__Task details__
From the listing below, copy each line that contains the word "text".

__Entries supplied__
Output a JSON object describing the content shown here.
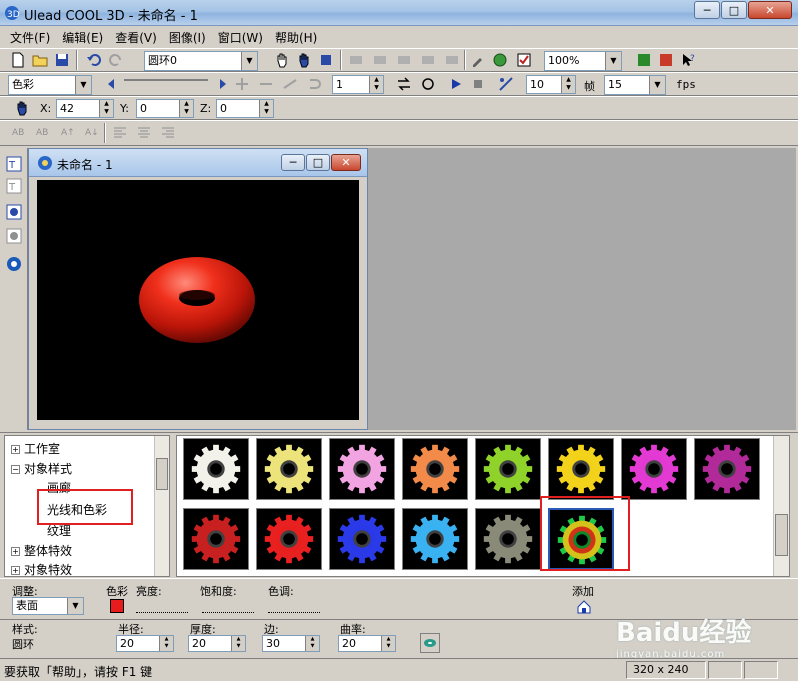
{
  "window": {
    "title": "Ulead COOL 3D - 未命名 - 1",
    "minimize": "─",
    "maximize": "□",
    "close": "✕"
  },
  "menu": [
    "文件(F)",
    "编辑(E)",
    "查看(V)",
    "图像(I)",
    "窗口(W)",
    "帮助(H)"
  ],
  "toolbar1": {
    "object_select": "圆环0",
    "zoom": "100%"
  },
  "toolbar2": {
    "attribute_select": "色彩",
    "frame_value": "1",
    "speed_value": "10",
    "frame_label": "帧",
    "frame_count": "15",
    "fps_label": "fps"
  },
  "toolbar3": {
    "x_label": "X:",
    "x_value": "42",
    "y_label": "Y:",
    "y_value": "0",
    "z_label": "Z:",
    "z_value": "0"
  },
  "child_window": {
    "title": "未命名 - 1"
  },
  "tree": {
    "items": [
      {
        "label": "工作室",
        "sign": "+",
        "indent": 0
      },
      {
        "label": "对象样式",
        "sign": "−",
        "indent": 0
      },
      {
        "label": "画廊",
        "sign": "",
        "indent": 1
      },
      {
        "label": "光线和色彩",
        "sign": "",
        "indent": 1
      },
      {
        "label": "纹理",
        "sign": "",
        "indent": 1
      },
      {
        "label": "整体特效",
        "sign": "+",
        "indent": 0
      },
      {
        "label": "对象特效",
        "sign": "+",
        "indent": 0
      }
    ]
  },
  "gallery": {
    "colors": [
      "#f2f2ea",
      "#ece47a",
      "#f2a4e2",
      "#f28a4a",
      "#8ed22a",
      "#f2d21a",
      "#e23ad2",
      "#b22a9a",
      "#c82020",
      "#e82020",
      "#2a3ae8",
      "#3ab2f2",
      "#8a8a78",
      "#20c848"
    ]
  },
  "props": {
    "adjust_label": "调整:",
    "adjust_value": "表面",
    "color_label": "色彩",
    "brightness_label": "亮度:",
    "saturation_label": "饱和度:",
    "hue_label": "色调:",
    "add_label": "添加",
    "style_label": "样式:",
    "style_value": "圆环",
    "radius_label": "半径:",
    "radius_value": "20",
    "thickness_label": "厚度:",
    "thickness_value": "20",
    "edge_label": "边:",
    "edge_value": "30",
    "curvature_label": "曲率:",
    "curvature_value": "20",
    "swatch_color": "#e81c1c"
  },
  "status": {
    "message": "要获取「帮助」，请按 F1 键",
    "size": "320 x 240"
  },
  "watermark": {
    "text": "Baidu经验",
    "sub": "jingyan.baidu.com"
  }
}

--

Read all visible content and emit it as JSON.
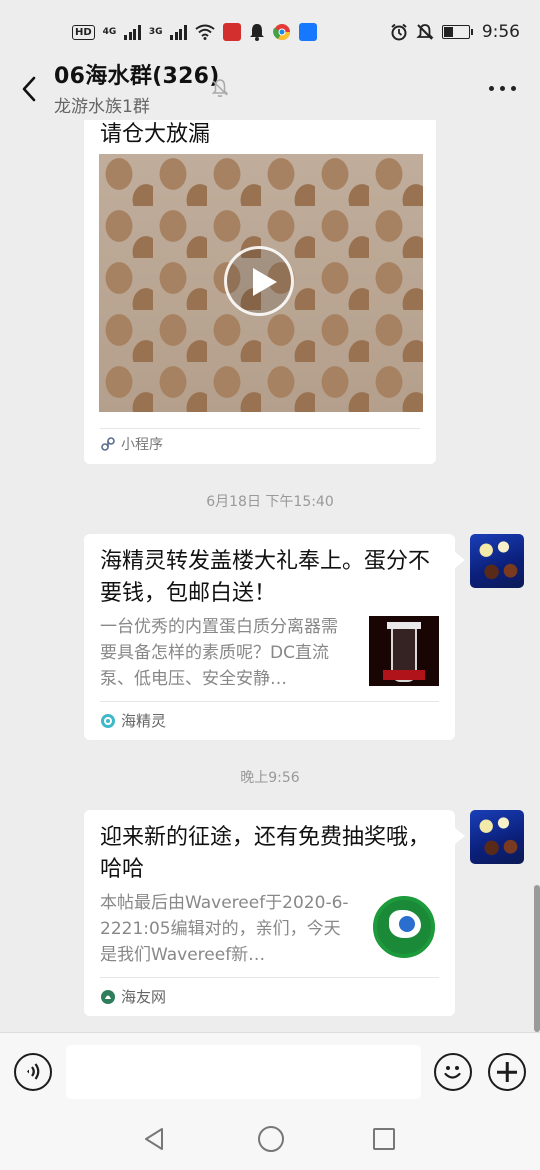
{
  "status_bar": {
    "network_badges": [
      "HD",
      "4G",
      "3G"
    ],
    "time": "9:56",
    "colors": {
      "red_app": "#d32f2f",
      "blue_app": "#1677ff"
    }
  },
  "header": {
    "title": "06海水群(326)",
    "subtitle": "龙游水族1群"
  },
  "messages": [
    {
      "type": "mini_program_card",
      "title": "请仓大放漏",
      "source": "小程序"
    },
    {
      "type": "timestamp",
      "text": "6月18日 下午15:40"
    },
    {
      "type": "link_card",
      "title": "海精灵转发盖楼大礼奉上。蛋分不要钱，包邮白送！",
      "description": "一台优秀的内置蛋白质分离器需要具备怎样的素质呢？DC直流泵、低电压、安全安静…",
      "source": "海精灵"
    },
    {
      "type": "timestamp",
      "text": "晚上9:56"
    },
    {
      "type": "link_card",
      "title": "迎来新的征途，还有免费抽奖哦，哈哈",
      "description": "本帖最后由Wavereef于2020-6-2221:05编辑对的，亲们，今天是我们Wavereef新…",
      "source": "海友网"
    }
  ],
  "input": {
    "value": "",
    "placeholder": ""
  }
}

__Response box__
    "text": "Baidu经验",
      "text": "6月18日 下午15:40"
      "text": "晚上9:56"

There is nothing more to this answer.